> _Exercise prompt_
Line by line, print the records exactly, and keep images out of the copy.

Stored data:
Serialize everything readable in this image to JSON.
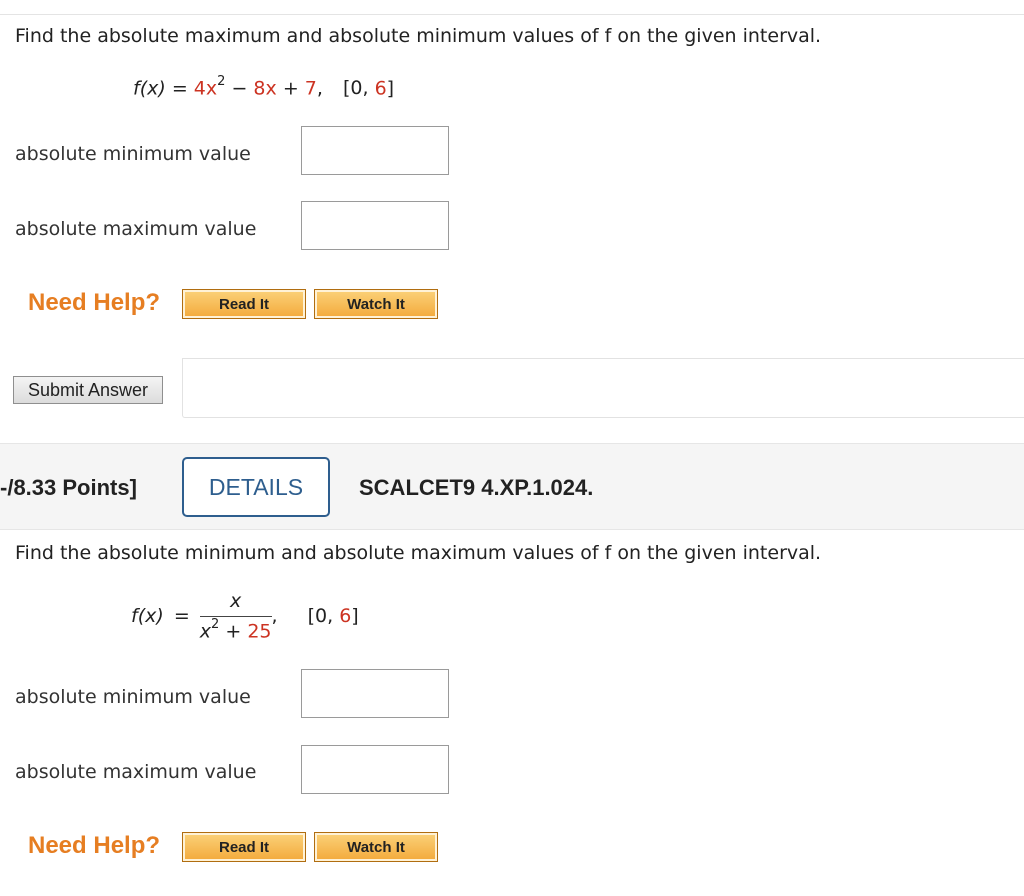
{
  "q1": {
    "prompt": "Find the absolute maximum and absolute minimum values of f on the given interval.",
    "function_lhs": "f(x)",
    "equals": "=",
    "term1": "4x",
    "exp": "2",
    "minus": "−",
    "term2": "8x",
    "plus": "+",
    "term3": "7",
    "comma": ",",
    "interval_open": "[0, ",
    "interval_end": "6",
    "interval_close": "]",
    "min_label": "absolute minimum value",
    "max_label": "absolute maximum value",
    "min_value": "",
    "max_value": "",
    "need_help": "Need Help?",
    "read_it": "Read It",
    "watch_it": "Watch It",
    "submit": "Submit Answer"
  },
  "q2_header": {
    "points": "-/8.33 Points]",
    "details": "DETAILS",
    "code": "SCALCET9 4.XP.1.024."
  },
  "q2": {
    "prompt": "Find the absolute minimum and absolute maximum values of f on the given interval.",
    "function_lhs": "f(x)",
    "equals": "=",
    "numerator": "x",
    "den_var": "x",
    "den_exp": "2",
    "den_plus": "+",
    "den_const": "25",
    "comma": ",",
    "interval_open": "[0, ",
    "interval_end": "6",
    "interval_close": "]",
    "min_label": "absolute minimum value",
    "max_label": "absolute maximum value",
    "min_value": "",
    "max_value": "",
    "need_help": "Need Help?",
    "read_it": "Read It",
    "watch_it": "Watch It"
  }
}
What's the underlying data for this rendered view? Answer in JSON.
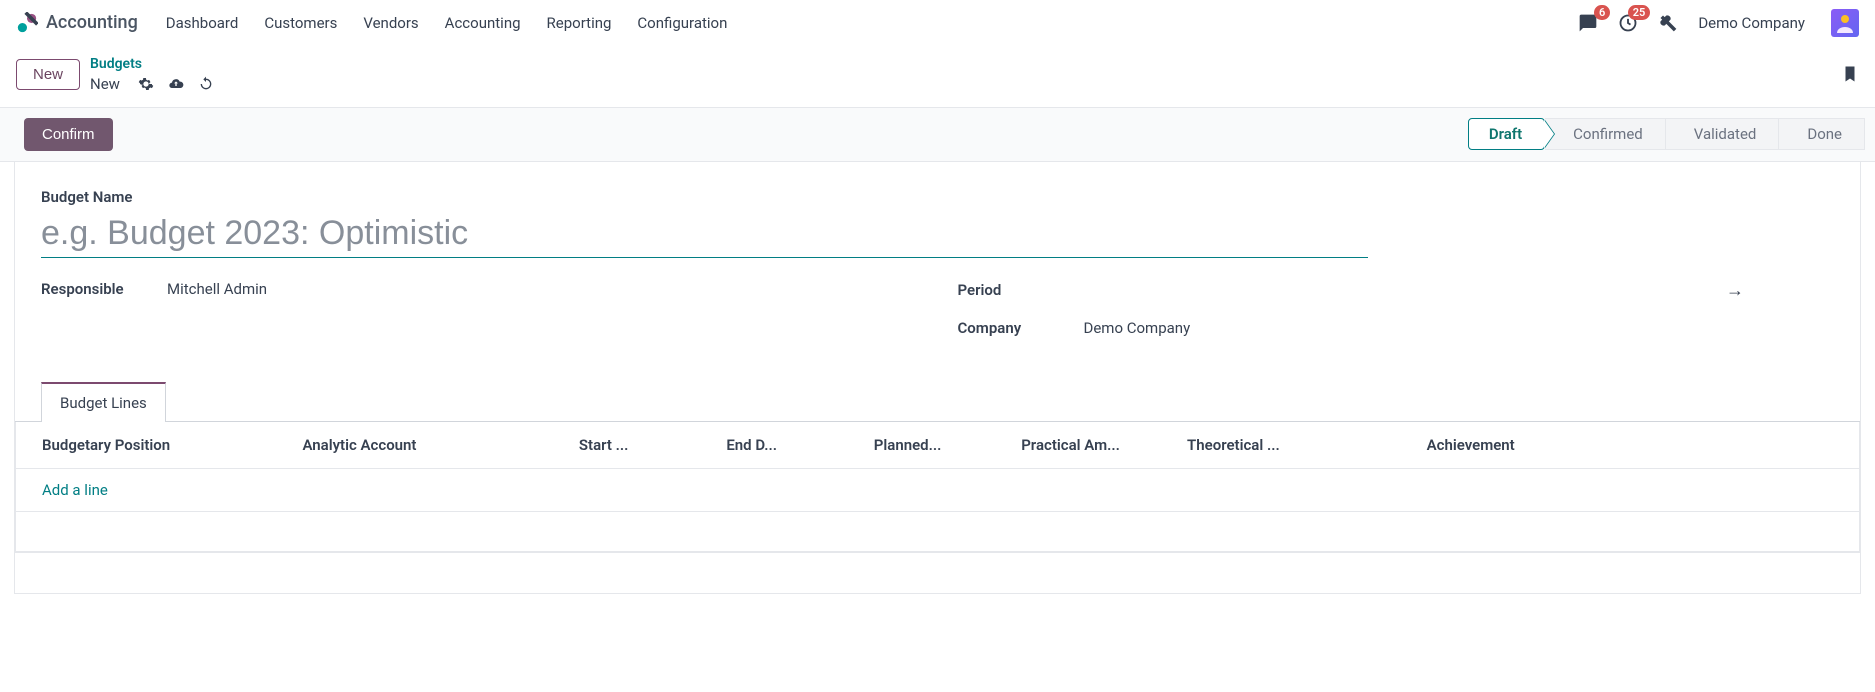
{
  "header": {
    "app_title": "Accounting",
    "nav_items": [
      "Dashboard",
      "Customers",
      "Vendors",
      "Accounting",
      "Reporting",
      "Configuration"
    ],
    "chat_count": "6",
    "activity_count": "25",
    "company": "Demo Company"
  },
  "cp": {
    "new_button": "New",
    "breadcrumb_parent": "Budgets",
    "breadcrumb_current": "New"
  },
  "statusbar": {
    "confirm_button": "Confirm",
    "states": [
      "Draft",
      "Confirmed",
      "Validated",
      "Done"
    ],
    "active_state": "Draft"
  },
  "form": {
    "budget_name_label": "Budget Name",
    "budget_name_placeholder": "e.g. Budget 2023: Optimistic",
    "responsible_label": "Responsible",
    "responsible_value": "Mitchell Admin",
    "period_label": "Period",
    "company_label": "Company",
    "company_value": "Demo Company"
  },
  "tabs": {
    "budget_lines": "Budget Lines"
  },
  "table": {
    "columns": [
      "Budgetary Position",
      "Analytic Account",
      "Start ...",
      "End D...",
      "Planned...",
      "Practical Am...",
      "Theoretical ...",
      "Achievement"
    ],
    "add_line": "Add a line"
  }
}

> _Task response_
Serialize everything readable in this image to JSON.
{
  "q1": {
    "prompt": "Find the absolute maximum and absolute minimum values of f on the given interval.",
    "function_lhs": "f(x)",
    "equals": "=",
    "term1": "4x",
    "exp": "2",
    "minus": "−",
    "term2": "8x",
    "plus": "+",
    "term3": "7",
    "comma": ",",
    "interval_open": "[0, ",
    "interval_end": "6",
    "interval_close": "]",
    "min_label": "absolute minimum value",
    "max_label": "absolute maximum value",
    "min_value": "",
    "max_value": "",
    "need_help": "Need Help?",
    "read_it": "Read It",
    "watch_it": "Watch It",
    "submit": "Submit Answer"
  },
  "q2_header": {
    "points": "-/8.33 Points]",
    "details": "DETAILS",
    "code": "SCALCET9 4.XP.1.024."
  },
  "q2": {
    "prompt": "Find the absolute minimum and absolute maximum values of f on the given interval.",
    "function_lhs": "f(x)",
    "equals": "=",
    "numerator": "x",
    "den_var": "x",
    "den_exp": "2",
    "den_plus": "+",
    "den_const": "25",
    "comma": ",",
    "interval_open": "[0, ",
    "interval_end": "6",
    "interval_close": "]",
    "min_label": "absolute minimum value",
    "max_label": "absolute maximum value",
    "min_value": "",
    "max_value": "",
    "need_help": "Need Help?",
    "read_it": "Read It",
    "watch_it": "Watch It"
  }
}
What's the underlying data for this rendered view? Answer in JSON.
{
  "header": {
    "app_title": "Accounting",
    "nav_items": [
      "Dashboard",
      "Customers",
      "Vendors",
      "Accounting",
      "Reporting",
      "Configuration"
    ],
    "chat_count": "6",
    "activity_count": "25",
    "company": "Demo Company"
  },
  "cp": {
    "new_button": "New",
    "breadcrumb_parent": "Budgets",
    "breadcrumb_current": "New"
  },
  "statusbar": {
    "confirm_button": "Confirm",
    "states": [
      "Draft",
      "Confirmed",
      "Validated",
      "Done"
    ],
    "active_state": "Draft"
  },
  "form": {
    "budget_name_label": "Budget Name",
    "budget_name_placeholder": "e.g. Budget 2023: Optimistic",
    "responsible_label": "Responsible",
    "responsible_value": "Mitchell Admin",
    "period_label": "Period",
    "company_label": "Company",
    "company_value": "Demo Company"
  },
  "tabs": {
    "budget_lines": "Budget Lines"
  },
  "table": {
    "columns": [
      "Budgetary Position",
      "Analytic Account",
      "Start ...",
      "End D...",
      "Planned...",
      "Practical Am...",
      "Theoretical ...",
      "Achievement"
    ],
    "add_line": "Add a line"
  }
}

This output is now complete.